By Mary Frances Berry and Josh GottheimerIt’s fair to say that no one could have expected what resulted from Barack Obama’s prime-time speech at the July 2004 Democratic National Convention. Not the Senate candidate himself nor his two key aides and traveling companions, David Axelrod and Robert Gibbs, nor Mary Beth Cahill, the campaign manager for John Kerry, the Democratic nominee for president. No one could have imagined how that seventeen-minute speech would catapult Obama into stardom and onto the national political stage and eventually into the White House itself. After all, no one had even heard of Barack Obama before he took the podium. On the morning of the speech, the Philadelphia Inquirer headlined, “Who the Heck Is This Guy?”
A Q&A with Dennis A. HeniganCertainly the horror of the December 2012 Sandy Hook Elementary School shooting, in which twenty first graders and six adults were struck down, has been a key turning point in the national gun debate. The loss of those innocent young children shocked the conscience of the nation. Prior to Sandy Hook, the conventional wisdom in the Democratic Party was that advocacy of gun control was simply not worth the political risk, although this thinking was based on an exaggeration of the NRA’s actual influence over election results.
A Q&A with Atef Abu SaifI have to say that I did not write a diary to publish.
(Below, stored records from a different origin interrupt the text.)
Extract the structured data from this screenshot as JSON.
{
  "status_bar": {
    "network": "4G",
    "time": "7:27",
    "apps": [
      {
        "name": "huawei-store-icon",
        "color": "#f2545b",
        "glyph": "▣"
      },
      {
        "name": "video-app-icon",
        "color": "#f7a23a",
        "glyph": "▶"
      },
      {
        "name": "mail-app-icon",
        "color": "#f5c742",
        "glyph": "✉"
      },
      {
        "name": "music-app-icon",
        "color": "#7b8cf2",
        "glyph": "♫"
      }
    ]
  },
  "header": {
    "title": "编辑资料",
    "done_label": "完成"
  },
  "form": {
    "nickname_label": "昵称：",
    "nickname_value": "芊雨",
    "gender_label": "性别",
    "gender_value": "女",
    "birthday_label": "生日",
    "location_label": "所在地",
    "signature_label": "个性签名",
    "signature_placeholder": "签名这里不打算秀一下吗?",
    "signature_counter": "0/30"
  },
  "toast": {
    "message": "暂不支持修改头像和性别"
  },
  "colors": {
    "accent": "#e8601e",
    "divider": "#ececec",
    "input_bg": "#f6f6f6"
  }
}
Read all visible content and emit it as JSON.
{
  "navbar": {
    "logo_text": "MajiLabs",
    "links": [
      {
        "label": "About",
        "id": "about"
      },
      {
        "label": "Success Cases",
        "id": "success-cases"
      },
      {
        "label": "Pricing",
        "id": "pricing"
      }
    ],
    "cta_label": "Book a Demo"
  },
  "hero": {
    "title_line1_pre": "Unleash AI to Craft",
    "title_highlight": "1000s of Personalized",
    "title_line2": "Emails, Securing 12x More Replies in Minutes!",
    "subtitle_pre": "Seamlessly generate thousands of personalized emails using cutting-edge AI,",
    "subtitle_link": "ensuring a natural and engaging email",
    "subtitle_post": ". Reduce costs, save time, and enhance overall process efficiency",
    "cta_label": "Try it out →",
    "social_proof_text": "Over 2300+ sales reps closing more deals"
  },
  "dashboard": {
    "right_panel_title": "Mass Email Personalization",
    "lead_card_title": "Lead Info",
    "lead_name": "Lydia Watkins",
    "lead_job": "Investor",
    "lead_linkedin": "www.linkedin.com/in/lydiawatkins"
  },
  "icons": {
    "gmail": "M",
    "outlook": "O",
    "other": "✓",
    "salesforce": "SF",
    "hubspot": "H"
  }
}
I had a habit of writing sort of personal narratives now and then, to use in writing my fiction and to keep for future memoirs. I was shocked with the dialogue that took place between me and my friends (day one) at the time that the strikes started. What shocked me is our search for a meaning of what happens. All our life is a search for meaning. This search is much harder in a very uncertain context like the one in Gaza. I wrote down this dialogue while the sounds of explosions and attacks negated my wish that this was just another escalation.